■ ACTION ITEM: All entries are to be returned verbatim.
*** Block opens ***
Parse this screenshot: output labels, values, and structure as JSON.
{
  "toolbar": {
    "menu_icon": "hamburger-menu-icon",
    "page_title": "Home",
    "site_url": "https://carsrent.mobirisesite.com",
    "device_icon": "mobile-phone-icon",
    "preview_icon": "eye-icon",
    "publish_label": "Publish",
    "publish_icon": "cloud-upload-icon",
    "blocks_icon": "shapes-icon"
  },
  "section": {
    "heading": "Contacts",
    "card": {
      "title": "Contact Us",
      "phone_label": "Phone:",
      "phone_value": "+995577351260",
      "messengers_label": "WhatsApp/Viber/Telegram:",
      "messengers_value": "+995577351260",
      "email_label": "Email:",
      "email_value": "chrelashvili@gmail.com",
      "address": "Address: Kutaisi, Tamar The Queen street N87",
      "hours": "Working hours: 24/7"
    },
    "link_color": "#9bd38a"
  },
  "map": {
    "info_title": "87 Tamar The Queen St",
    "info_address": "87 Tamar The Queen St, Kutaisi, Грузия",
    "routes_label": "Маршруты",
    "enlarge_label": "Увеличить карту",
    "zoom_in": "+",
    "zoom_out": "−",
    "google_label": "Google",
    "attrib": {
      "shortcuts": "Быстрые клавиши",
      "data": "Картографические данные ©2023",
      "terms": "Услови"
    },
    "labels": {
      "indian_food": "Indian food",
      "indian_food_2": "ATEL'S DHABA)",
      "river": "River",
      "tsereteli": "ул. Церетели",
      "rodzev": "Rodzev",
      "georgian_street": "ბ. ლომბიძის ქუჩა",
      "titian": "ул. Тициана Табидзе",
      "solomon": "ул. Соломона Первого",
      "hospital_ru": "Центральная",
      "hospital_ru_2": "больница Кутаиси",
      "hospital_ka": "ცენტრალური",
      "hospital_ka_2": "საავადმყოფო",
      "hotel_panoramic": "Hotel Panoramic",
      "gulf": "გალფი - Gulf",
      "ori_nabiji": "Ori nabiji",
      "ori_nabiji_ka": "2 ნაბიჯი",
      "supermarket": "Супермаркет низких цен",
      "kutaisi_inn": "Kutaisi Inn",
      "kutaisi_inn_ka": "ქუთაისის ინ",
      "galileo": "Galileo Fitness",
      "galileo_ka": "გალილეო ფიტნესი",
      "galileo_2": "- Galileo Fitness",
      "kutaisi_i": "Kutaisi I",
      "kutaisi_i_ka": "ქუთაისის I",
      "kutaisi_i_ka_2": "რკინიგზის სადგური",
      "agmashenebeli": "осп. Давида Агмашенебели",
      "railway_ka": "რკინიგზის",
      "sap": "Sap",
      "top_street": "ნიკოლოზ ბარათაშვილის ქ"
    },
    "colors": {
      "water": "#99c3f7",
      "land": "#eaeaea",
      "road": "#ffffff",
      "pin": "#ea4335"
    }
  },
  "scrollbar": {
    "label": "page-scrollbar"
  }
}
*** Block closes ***
■ RESPONSE BOX:
Parse this screenshot: output labels, values, and structure as JSON.
{
  "toolbar": {
    "menu_icon": "hamburger-menu-icon",
    "page_title": "Home",
    "site_url": "https://carsrent.mobirisesite.com",
    "device_icon": "mobile-phone-icon",
    "preview_icon": "eye-icon",
    "publish_label": "Publish",
    "publish_icon": "cloud-upload-icon",
    "blocks_icon": "shapes-icon"
  },
  "section": {
    "heading": "Contacts",
    "card": {
      "title": "Contact Us",
      "phone_label": "Phone:",
      "phone_value": "+995577351260",
      "messengers_label": "WhatsApp/Viber/Telegram:",
      "messengers_value": "+995577351260",
      "email_label": "Email:",
      "email_value": "chrelashvili@gmail.com",
      "address": "Address: Kutaisi, Tamar The Queen street N87",
      "hours": "Working hours: 24/7"
    },
    "link_color": "#9bd38a"
  },
  "map": {
    "info_title": "87 Tamar The Queen St",
    "info_address": "87 Tamar The Queen St, Kutaisi, Грузия",
    "routes_label": "Маршруты",
    "enlarge_label": "Увеличить карту",
    "zoom_in": "+",
    "zoom_out": "−",
    "google_label": "Google",
    "attrib": {
      "shortcuts": "Быстрые клавиши",
      "data": "Картографические данные ©2023",
      "terms": "Услови"
    },
    "labels": {
      "indian_food": "Indian food",
      "indian_food_2": "ATEL'S DHABA)",
      "river": "River",
      "tsereteli": "ул. Церетели",
      "rodzev": "Rodzev",
      "georgian_street": "ბ. ლომბიძის ქუჩა",
      "titian": "ул. Тициана Табидзе",
      "solomon": "ул. Соломона Первого",
      "hospital_ru": "Центральная",
      "hospital_ru_2": "больница Кутаиси",
      "hospital_ka": "ცენტრალური",
      "hospital_ka_2": "საავადმყოფო",
      "hotel_panoramic": "Hotel Panoramic",
      "gulf": "გალფი - Gulf",
      "ori_nabiji": "Ori nabiji",
      "ori_nabiji_ka": "2 ნაბიჯი",
      "supermarket": "Супермаркет низких цен",
      "kutaisi_inn": "Kutaisi Inn",
      "kutaisi_inn_ka": "ქუთაისის ინ",
      "galileo": "Galileo Fitness",
      "galileo_ka": "გალილეო ფიტნესი",
      "galileo_2": "- Galileo Fitness",
      "kutaisi_i": "Kutaisi I",
      "kutaisi_i_ka": "ქუთაისის I",
      "kutaisi_i_ka_2": "რკინიგზის სადგური",
      "agmashenebeli": "осп. Давида Агмашенебели",
      "railway_ka": "რკინიგზის",
      "sap": "Sap",
      "top_street": "ნიკოლოზ ბარათაშვილის ქ"
    },
    "colors": {
      "water": "#99c3f7",
      "land": "#eaeaea",
      "road": "#ffffff",
      "pin": "#ea4335"
    }
  },
  "scrollbar": {
    "label": "page-scrollbar"
  }
}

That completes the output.